App and web page records
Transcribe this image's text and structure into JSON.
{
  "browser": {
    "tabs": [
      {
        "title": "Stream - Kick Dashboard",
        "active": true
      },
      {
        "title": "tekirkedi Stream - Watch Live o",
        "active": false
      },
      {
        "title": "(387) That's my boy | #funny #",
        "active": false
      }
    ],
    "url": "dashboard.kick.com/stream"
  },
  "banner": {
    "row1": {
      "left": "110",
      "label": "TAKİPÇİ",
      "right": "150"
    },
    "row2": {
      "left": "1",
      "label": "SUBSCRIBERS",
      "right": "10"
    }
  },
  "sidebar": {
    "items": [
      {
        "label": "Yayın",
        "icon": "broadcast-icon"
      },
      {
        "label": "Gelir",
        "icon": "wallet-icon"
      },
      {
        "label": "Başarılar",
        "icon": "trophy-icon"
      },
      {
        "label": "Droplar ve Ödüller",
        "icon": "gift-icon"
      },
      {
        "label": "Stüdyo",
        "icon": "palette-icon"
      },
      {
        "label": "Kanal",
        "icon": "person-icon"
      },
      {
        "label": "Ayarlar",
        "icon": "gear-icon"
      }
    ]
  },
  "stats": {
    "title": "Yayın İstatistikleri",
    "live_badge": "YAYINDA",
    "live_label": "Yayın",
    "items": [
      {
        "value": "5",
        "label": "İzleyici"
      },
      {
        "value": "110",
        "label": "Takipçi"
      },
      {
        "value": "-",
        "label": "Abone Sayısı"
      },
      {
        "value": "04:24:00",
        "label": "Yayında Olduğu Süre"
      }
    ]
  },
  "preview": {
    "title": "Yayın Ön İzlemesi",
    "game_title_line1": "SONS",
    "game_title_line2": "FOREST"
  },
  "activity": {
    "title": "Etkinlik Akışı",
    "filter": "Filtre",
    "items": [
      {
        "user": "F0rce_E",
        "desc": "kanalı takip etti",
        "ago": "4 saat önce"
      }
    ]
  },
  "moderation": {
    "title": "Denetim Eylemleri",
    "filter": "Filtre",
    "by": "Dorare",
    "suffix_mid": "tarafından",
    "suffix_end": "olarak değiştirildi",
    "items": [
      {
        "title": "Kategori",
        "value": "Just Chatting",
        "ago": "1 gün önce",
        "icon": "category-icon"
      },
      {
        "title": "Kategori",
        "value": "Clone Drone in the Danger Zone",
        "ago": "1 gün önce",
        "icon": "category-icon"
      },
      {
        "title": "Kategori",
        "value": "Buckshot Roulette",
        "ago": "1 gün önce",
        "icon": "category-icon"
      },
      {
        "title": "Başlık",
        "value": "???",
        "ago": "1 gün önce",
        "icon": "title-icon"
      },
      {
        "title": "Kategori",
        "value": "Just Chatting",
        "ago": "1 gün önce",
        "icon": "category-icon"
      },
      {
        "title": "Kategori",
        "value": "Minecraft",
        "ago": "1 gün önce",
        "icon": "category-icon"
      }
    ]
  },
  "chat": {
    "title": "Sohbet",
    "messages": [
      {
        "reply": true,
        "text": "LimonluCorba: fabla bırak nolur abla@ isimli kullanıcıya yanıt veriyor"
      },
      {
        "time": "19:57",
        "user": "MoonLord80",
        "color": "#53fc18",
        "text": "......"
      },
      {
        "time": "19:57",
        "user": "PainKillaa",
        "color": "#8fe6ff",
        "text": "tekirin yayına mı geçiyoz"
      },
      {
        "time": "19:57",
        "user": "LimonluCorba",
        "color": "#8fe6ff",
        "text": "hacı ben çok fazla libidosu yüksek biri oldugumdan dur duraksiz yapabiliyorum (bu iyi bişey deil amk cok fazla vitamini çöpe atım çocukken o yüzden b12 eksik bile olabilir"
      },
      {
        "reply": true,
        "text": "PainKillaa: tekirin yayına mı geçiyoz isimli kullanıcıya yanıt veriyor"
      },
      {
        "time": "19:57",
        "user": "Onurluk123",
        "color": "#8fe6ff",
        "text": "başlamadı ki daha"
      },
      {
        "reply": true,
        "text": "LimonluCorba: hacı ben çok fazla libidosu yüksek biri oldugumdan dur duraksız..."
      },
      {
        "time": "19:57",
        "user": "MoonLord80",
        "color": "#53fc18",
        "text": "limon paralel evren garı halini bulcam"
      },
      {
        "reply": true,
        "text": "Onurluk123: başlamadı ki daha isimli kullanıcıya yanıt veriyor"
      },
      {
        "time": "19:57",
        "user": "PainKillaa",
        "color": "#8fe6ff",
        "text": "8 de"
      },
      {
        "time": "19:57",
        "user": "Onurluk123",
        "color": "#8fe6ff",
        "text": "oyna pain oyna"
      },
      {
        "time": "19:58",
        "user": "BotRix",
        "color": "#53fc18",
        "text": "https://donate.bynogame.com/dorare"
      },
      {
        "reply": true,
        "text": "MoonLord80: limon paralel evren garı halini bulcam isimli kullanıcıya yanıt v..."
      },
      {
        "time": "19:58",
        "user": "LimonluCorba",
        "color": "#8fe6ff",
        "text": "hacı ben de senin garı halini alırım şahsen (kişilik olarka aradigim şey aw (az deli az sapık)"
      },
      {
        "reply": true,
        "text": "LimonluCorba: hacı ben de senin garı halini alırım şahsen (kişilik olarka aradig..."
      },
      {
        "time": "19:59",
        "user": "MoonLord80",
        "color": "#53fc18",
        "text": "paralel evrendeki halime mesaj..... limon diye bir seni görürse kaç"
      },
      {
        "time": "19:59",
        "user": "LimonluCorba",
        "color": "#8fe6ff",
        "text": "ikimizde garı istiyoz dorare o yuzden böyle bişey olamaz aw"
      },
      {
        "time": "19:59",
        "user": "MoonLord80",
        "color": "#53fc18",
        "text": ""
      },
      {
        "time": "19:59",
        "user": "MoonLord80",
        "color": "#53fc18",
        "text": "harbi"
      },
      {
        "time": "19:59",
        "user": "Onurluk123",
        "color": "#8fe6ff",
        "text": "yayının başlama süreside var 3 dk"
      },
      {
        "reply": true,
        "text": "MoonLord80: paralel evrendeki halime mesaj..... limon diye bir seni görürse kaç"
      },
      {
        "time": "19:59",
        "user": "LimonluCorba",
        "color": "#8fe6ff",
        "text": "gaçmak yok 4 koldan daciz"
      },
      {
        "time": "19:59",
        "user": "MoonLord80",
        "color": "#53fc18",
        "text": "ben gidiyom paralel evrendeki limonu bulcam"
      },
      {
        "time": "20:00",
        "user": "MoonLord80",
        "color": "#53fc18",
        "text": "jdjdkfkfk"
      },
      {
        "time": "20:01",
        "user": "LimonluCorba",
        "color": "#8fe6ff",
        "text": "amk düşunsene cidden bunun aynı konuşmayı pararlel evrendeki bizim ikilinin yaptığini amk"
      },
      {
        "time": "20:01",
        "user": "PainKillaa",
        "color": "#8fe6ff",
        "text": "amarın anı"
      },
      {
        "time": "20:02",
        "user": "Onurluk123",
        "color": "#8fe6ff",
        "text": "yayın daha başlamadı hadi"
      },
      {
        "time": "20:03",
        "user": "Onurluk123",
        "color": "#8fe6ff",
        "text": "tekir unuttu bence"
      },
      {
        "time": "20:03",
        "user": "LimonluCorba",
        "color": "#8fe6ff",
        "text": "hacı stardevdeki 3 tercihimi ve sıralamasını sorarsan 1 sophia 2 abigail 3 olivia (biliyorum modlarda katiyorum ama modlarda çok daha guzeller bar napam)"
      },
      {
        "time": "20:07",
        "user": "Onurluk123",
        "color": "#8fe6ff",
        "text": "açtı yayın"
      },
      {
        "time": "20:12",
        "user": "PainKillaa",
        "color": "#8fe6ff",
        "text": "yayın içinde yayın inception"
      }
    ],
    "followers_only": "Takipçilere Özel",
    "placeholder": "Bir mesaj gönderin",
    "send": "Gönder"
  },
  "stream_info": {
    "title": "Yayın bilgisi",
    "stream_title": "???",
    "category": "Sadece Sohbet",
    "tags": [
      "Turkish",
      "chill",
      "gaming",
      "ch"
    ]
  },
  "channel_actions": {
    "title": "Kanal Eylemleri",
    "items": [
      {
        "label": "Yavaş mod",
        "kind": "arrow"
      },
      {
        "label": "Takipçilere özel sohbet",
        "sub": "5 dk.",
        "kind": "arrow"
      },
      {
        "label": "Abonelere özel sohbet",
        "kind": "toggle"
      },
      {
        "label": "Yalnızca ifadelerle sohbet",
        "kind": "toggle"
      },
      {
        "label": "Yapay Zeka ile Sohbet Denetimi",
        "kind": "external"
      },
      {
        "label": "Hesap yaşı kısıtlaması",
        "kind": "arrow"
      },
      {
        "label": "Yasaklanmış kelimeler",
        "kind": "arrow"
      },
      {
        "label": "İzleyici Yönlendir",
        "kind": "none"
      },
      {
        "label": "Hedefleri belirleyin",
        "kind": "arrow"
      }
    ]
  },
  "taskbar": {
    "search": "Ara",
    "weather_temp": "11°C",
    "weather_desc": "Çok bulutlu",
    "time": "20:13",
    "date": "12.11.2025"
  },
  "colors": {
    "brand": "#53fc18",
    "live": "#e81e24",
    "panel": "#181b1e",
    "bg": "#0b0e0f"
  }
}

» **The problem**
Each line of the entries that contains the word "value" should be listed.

» **Written reply**
        "value": "5",
        "value": "110",
        "value": "-",
        "value": "04:24:00",
        "value": "Just Chatting",
        "value": "Clone Drone in the Danger Zone",
        "value": "Buckshot Roulette",
        "value": "???",
        "value": "Just Chatting",
        "value": "Minecraft",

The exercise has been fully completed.